Updated 7th May 2023
Okay, so this article is a little bit off-piste for this publication, considering this is a health, well-being and future of work related magazine, but sailing is a personal hobby and passion of mine. So much so that I moved to an area surrounded by marinas, Hamble, UK, and for my Amercian readers, it's much like Annapolis, but on a bigger scale.
Plotting a chart of history
Over the years, companies like Garmin (household name), B&G, Raymarine, Simrad and Furuno (amongst others) have been manufacturing high end navigational electronics for boats of all sizes. With B&G a favourite amongst proper sailors, and Raymarine for everything else.
To fit out a smallish monohull sailboat with this type of kit, you’d be looking to spend around $10K to $25,000K for a full electrics and navigation pack with AIS, radar, chartplotter, auto-pilot, wind/depth/speed over ground sensor, plus central NMEA 2000 compliant computer with bus that sends and recieves data to the chartplotter screen(s).
That's a lot of poke $$.
The next generation of Navigation
I'ts always tough to predict the future, but I kind of see the next generation of navigation and chart-plotting through the use of an augmented reality headset, probably in for the form factor of thin ski goggles.
Enter Apple Reality..
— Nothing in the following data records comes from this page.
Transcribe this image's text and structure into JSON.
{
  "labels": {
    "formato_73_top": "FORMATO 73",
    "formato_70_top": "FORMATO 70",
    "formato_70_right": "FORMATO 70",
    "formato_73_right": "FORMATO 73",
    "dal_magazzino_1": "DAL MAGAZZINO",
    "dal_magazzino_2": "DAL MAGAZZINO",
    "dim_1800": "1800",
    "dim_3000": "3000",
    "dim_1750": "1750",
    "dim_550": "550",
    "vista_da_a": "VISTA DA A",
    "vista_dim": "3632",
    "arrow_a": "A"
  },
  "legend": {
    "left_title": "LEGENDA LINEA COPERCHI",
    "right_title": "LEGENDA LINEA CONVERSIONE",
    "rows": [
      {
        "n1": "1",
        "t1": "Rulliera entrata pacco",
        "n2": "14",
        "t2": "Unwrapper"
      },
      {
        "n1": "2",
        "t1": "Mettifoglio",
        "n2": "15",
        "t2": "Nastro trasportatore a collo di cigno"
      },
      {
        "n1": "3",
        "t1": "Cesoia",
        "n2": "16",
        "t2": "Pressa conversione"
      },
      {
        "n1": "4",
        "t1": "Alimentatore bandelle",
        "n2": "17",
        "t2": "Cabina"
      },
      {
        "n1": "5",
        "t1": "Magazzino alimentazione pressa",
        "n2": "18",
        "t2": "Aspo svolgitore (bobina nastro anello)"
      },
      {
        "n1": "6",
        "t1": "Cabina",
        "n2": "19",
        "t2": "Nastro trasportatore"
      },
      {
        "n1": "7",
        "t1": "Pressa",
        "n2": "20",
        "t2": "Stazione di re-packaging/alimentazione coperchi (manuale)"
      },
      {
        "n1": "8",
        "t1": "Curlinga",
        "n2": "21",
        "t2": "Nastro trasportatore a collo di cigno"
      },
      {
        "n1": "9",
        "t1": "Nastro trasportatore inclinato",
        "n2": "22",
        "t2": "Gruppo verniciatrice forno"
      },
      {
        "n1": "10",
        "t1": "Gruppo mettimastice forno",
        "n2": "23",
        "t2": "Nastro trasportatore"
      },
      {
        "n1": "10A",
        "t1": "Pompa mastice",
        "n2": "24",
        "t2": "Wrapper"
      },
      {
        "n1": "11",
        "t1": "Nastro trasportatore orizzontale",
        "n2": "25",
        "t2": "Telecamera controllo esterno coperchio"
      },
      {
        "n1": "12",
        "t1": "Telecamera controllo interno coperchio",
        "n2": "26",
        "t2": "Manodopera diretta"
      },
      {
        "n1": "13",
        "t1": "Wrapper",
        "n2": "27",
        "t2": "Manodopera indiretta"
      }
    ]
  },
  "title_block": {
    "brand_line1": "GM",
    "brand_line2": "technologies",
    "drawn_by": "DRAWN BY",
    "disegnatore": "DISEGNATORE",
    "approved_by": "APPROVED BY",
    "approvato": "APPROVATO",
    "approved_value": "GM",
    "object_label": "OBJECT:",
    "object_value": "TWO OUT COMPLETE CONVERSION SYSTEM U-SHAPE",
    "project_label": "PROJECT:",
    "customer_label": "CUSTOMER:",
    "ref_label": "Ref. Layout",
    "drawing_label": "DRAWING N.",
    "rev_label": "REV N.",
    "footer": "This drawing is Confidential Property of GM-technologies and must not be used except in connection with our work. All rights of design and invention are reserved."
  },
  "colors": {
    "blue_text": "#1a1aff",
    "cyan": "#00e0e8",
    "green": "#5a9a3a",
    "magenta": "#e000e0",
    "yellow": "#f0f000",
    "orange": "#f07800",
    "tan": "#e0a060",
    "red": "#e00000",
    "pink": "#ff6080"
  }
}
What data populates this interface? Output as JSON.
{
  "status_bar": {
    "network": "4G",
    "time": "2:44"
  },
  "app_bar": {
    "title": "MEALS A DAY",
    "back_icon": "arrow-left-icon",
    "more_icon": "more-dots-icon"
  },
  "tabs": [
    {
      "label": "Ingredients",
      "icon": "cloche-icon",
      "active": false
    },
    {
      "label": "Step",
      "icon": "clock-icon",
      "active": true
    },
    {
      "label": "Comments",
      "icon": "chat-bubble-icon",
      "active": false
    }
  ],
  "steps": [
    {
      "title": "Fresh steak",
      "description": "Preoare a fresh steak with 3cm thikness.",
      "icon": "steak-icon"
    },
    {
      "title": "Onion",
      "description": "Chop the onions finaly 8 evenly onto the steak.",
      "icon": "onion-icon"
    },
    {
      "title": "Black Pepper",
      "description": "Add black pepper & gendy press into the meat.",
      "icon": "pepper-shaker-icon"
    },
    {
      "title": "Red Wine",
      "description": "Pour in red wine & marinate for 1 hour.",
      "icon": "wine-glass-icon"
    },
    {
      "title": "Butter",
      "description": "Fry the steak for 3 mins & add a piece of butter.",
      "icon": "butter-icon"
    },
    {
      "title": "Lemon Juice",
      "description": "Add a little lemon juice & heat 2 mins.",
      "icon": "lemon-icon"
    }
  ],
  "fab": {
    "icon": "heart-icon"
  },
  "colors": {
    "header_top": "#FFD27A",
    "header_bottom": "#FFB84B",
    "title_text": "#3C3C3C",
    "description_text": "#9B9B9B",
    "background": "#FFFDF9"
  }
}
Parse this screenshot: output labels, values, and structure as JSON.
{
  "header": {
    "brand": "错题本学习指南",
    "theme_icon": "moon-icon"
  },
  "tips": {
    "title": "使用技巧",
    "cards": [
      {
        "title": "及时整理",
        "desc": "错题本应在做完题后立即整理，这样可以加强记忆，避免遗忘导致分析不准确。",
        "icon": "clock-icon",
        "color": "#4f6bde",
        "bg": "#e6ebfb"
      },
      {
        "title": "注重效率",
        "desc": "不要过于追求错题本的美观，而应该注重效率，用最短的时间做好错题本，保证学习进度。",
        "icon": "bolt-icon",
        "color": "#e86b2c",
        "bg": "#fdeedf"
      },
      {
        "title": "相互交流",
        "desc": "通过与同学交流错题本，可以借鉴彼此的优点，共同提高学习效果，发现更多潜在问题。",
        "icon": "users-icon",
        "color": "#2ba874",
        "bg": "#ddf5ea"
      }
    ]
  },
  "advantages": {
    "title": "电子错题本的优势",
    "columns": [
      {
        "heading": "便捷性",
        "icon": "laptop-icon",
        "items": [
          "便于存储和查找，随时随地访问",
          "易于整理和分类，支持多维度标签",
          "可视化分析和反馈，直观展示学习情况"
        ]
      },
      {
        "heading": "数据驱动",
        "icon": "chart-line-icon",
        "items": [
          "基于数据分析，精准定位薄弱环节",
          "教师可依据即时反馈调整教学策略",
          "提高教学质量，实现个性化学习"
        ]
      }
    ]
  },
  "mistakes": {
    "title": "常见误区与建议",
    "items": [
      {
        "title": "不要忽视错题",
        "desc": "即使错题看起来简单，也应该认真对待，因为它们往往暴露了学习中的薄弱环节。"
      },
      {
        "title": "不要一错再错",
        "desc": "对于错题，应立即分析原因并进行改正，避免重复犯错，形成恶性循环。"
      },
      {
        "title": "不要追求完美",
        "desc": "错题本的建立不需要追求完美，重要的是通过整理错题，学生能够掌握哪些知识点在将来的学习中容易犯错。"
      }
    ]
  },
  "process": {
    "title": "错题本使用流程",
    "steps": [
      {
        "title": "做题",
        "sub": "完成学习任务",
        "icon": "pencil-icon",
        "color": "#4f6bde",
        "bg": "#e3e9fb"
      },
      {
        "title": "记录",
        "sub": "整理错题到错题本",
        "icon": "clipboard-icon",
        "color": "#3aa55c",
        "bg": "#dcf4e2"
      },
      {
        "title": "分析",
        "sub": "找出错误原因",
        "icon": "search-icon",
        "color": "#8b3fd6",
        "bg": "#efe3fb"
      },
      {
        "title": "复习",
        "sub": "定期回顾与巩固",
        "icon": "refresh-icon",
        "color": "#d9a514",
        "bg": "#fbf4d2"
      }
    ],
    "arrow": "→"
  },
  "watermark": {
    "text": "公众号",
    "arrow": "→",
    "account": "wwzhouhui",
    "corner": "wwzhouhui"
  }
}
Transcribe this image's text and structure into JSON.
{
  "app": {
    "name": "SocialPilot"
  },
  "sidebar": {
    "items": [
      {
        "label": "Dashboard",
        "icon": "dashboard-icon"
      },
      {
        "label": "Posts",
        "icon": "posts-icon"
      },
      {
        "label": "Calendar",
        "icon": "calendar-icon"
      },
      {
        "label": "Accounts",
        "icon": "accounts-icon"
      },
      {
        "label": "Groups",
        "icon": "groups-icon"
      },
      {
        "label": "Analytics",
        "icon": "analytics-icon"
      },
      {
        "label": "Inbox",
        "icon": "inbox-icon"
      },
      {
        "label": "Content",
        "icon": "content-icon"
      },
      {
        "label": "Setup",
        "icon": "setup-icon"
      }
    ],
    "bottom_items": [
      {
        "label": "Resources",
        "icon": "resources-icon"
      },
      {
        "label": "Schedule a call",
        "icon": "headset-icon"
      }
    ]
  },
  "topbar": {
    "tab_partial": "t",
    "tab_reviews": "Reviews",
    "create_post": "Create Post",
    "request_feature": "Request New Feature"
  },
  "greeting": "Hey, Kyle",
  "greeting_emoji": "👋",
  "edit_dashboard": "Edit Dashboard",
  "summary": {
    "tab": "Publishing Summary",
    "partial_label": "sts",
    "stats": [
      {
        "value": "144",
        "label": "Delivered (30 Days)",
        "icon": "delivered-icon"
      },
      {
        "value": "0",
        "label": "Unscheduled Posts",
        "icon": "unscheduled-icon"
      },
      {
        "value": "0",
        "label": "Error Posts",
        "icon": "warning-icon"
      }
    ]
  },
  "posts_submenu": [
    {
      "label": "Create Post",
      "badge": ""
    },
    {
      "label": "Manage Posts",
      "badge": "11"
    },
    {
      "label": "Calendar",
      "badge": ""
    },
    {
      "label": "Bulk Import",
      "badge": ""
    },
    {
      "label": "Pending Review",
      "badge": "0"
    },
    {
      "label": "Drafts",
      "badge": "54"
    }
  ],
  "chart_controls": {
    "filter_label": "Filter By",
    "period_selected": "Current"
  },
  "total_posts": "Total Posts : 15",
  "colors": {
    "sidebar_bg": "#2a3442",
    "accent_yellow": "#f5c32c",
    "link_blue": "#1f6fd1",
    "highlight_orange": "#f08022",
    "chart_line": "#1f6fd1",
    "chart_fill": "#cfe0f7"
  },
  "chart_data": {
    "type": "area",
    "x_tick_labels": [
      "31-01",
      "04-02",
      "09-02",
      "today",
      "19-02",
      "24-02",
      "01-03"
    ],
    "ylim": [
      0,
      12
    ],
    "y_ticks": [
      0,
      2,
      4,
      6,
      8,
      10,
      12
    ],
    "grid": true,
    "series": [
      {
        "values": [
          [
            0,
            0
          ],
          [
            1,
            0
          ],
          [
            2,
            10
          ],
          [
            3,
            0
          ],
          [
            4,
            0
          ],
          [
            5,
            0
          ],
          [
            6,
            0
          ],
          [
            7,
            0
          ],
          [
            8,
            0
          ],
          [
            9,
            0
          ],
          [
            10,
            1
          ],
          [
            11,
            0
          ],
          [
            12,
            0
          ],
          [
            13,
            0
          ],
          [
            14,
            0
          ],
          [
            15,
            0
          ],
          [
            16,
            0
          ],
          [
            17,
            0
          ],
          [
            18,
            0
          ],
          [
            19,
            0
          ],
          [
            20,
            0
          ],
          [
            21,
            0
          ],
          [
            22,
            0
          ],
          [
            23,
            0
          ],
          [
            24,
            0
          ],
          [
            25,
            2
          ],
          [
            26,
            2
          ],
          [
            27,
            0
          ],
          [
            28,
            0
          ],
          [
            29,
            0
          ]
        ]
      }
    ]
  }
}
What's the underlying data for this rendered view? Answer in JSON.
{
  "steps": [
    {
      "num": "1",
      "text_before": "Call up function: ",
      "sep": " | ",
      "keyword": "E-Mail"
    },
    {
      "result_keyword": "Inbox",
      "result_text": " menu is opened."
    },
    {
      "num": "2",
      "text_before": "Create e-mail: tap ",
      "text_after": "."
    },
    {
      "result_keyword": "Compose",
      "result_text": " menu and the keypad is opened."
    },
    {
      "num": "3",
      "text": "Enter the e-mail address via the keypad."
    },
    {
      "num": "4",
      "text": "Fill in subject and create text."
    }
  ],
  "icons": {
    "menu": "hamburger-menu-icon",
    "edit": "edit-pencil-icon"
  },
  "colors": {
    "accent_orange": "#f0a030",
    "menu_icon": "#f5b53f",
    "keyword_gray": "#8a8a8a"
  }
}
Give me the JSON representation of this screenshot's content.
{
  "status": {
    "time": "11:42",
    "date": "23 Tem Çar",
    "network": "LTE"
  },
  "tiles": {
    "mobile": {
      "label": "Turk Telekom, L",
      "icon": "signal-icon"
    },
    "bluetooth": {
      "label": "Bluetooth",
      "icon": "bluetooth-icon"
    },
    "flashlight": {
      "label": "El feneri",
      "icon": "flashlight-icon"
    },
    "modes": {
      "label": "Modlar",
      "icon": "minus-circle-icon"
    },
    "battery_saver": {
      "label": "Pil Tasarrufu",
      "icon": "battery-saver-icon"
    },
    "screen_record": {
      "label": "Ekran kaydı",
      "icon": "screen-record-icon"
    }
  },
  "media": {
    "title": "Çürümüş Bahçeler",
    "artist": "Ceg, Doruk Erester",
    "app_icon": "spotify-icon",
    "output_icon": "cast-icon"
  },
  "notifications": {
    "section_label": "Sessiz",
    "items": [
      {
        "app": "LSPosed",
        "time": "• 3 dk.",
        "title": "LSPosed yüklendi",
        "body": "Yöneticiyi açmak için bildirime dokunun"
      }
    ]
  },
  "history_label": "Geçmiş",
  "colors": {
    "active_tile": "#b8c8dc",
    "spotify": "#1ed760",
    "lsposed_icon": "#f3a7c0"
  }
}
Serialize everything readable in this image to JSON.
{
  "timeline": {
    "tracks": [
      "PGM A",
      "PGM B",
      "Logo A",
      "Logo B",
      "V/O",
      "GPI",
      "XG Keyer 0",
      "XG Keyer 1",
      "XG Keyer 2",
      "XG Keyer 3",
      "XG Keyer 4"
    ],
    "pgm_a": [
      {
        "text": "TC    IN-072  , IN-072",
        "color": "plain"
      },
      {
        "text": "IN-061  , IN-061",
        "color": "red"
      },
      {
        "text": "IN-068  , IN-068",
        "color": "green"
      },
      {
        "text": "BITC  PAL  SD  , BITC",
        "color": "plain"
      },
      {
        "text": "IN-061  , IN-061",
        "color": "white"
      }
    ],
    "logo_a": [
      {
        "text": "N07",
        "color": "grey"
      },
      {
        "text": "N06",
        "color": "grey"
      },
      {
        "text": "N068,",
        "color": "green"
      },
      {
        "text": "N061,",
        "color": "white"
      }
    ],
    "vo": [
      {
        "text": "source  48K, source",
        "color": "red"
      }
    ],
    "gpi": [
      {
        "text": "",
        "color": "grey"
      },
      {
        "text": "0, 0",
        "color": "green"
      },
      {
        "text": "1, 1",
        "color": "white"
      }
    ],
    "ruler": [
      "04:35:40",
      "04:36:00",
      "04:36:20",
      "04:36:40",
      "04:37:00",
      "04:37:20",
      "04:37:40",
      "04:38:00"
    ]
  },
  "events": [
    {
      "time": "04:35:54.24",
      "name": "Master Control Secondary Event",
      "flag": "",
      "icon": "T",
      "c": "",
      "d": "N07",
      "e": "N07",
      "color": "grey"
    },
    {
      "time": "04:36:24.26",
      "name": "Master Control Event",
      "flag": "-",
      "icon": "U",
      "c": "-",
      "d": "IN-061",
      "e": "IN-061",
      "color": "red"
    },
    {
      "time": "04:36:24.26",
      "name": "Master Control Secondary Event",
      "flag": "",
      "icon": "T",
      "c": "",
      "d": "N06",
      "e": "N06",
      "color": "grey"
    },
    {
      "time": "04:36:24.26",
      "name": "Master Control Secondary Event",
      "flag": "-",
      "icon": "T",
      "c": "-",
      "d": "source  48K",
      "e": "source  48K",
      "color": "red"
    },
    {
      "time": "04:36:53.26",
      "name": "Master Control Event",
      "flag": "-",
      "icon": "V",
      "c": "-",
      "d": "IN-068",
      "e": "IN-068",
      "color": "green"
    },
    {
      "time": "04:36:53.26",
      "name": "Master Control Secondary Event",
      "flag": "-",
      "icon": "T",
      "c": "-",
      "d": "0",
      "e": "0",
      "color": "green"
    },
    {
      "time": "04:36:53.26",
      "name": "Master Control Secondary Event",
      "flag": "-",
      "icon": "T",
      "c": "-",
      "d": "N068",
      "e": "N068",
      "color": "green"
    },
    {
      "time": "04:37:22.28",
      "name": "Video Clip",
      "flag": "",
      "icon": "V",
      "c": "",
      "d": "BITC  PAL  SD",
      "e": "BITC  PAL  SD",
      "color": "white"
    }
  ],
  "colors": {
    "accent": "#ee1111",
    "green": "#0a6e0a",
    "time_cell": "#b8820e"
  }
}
Let’s assume we get to a place where we have complete consumer version of Apple's Reality Pro, (Reality One) which has widely been predicted to hit in a year or so. We of course may know more on this timeframe after WWDC 2023 in June.
Now, if that comes with an IP7 or IP8 waterproof rating from the glasses down to the proposed waist mounted battery pack, if it does indeed come with one, then we could have a situation where we could do away with much of the very expensive navigation equipment I have outlined and listed above.
We would literally have an Apple Reality headset that was splash, or waterproof and you would have the perfect augmented reality data overlay on your face.
VMG (velocity made good), AWS (apparent windspeed), AWA (apparent wind angle) and SOG (speed over ground) all plumbed into the headsets screen via Bluetooth connection to the central computer, so it can give you an overlay to make a better, safer sailing experience.
Not only the above, but navigational overlays, this is where I see the biggest win. You would no longer need to keep looking down at floor or waist level to look at chartplotter screens that are probably wet, or smeared with saltwater residue. Navigation would be clear and easy to read as its comming from within the glasses.
Take a look at what I mean using a product some friends of mine at LikeXR made..
This would mean no need for chartplotters or data tablets on the steering pedestals, the cockpit table, or, as a lot of cruiser racer type boats and fast catamarans like Gunboat or HH at the base of the mast.
One of the other major issues with all of this current crop of electrical equipment on board is high complexity of maintainence, things break and regularly do in a saltwater environment.
Not everyone is an electrical engineer!
Depending where you are in the world, lightning strikes can be a frequent, dangerous occurence. I watch a fair bit of YouTube sailing, one group of friends on a Lagoon catamaran have been hit twice in a couple of years, leading to thousands of dollars of costs, inconvenience and immobility because you can't safely navigate.
Lightning literally melted Colin's computer brain, chartplotter, auto pilot etc, twice! It all has to be replaced which is a $10-$25,000 day out.
Other use cases
The use cases for this type of product would not be limited to just data projection and navigation for sailors.
- 3D video overlays of how to service your engine(s)
- Rigging inspection help and guidance
- Man overboard (MOB) training and simulations
- Survival training simulations
- Medical or injury diagnosis and treatment advice
- Motion Sickness (phobia) simulations and therapy
There are many more, but you get the point..
So having an Apple Reality headset with IP7 or IP8 waterproofing has the potential to solve many problems for sailors, potentially bringing the cost of good navigational equipment down, removing the risks of lightning strikes making the boat totally inoperable. And in the case of older sailing boats where the single chartplotter is at ankle level (in-built into the cockpit table and totally useless), so AR glasses make the most sense as the future of navigational aids.
Stay safe out there, and reef early!